From the entries that follow, extract each line holding the string "text".

....

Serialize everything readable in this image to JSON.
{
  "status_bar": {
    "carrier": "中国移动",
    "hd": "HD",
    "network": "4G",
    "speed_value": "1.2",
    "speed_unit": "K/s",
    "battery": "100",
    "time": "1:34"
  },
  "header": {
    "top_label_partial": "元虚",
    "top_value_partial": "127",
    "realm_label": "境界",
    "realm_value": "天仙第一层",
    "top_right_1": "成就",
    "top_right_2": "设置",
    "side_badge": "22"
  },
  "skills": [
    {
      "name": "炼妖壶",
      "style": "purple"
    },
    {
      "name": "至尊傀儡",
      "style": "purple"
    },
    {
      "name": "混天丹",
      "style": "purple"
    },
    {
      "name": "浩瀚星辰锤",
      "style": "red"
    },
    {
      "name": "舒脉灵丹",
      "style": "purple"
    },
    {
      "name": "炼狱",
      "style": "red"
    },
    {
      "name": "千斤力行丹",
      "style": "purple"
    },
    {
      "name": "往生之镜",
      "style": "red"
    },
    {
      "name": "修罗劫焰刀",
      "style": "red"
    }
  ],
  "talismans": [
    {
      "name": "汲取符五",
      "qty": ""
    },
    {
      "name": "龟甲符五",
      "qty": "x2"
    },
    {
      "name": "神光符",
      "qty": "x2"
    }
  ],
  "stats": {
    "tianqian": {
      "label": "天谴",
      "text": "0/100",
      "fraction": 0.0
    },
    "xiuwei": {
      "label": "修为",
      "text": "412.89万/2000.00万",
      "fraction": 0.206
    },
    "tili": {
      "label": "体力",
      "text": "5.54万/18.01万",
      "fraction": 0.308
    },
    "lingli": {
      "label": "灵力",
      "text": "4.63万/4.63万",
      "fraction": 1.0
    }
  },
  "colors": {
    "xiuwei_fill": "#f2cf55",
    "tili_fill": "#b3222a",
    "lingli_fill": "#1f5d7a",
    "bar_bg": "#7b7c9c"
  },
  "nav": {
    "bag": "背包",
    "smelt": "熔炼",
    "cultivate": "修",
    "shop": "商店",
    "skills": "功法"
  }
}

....

Output of the task:
      "text": "0/100",
      "text": "412.89万/2000.00万",
      "text": "5.54万/18.01万",
      "text": "4.63万/4.63万",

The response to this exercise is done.